The DSBD has also established the Value Chain and Market Access support to facilitate increased market access for SMMEs involved in growing market value chains. In the current financial year, the department aims to link 250 products manufactured by SMMEs and cooperatives to domestic markets. Additionally, the DSBD has prioritized sectors with low barriers to entry and sunrise sectors like cannabis as part of its implementation of the Localisation Policy Framework.
Furthermore, Sasol has partnered with the Small Enterprise Development Agency (SEDA) to introduce Pop-up markets in various provinces and provide containerized Business Hubs in Mpumalanga and Free State to support township enterprises.
The Acting Director-General urged SMMEs and the youth to seize these opportunities and take advantage of the government’s support, which aims to nurture their businesses and ultimately contribute to the growth of the national economy.

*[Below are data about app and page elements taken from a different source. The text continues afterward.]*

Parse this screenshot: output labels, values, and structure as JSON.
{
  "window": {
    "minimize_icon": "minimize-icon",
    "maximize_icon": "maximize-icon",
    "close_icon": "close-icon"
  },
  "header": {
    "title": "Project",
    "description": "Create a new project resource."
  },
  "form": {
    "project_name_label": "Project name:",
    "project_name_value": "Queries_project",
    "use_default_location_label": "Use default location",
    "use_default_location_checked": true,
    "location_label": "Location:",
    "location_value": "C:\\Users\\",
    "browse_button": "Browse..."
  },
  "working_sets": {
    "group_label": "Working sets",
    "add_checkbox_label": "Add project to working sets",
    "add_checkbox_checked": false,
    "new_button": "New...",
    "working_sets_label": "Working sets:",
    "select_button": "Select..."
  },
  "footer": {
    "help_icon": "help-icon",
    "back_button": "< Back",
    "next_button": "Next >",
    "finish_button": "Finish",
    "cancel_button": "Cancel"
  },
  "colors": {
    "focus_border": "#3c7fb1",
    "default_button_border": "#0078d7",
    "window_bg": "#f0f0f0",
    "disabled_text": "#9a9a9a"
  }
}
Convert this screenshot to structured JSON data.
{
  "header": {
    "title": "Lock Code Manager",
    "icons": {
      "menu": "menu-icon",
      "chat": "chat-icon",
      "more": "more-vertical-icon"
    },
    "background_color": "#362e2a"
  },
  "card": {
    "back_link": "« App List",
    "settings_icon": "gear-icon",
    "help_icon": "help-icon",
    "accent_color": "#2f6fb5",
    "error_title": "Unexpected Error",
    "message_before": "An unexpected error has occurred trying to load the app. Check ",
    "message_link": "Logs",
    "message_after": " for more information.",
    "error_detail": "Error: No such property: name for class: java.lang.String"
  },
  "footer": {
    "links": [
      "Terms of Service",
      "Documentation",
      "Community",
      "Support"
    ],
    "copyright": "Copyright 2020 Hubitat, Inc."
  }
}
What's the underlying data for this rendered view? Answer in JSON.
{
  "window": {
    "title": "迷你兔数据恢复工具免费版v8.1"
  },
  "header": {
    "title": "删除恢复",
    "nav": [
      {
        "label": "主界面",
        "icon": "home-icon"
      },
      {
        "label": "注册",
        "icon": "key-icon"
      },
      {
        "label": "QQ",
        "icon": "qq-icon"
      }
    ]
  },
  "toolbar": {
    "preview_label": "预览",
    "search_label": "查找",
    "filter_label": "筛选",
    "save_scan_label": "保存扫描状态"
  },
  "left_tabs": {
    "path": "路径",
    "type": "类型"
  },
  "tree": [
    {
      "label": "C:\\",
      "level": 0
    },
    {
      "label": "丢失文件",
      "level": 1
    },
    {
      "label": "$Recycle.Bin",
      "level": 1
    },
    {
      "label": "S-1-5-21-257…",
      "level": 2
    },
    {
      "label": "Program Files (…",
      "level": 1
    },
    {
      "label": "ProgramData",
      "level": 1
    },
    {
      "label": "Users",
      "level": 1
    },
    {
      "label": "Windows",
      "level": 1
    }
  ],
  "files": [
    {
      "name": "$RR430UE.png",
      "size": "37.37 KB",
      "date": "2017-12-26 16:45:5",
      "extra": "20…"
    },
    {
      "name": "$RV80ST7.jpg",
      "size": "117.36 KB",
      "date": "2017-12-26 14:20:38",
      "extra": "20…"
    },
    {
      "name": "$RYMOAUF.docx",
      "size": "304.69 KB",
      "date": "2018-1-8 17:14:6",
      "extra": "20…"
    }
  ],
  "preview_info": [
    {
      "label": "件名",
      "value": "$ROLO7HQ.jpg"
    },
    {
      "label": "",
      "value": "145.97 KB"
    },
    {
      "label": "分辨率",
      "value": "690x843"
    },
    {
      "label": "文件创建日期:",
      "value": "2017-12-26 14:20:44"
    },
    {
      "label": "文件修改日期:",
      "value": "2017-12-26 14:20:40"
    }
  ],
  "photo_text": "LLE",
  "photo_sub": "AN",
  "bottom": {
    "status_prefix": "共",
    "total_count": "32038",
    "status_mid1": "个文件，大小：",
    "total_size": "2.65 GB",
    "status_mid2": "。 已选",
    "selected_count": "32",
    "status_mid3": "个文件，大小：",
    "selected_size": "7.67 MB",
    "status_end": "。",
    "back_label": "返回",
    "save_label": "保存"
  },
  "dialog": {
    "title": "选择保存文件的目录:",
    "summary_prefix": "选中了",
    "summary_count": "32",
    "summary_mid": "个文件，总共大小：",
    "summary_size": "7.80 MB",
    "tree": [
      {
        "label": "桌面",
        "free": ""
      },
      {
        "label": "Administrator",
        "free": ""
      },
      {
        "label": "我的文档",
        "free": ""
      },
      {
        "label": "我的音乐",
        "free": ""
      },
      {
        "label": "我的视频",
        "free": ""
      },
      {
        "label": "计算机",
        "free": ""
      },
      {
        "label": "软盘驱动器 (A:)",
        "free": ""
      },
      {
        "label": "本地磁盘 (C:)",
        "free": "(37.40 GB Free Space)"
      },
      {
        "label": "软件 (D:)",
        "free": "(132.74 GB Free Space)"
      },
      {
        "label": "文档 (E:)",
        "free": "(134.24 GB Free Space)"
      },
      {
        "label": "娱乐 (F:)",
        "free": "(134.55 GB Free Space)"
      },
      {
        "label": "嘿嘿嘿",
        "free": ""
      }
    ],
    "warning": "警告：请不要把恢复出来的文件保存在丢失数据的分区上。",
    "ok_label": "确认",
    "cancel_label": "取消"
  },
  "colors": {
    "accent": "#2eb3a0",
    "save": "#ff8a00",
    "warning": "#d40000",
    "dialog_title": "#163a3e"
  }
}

The B-BBEE Commission, established in terms of section 13B of the B-BBEE Act, plays a crucial role in supervising and encouraging adherence to the Act. The Commission’s mandate includes investigating fronting and other violations, promoting good governance and accountability, and creating an effective and efficient environment for the implementation of the objectives of broad-based black economic empowerment.
The dialogue between the B-BBEE Commission, youth formations, and the Department of Small Business Development serves as a vital platform for addressing the challenges faced by South African youth in achieving economic empowerment. By identifying these challenges and proposing strategic solutions, the dialogue aims to foster an inclusive economy that empowers all members of society, particularly the youth.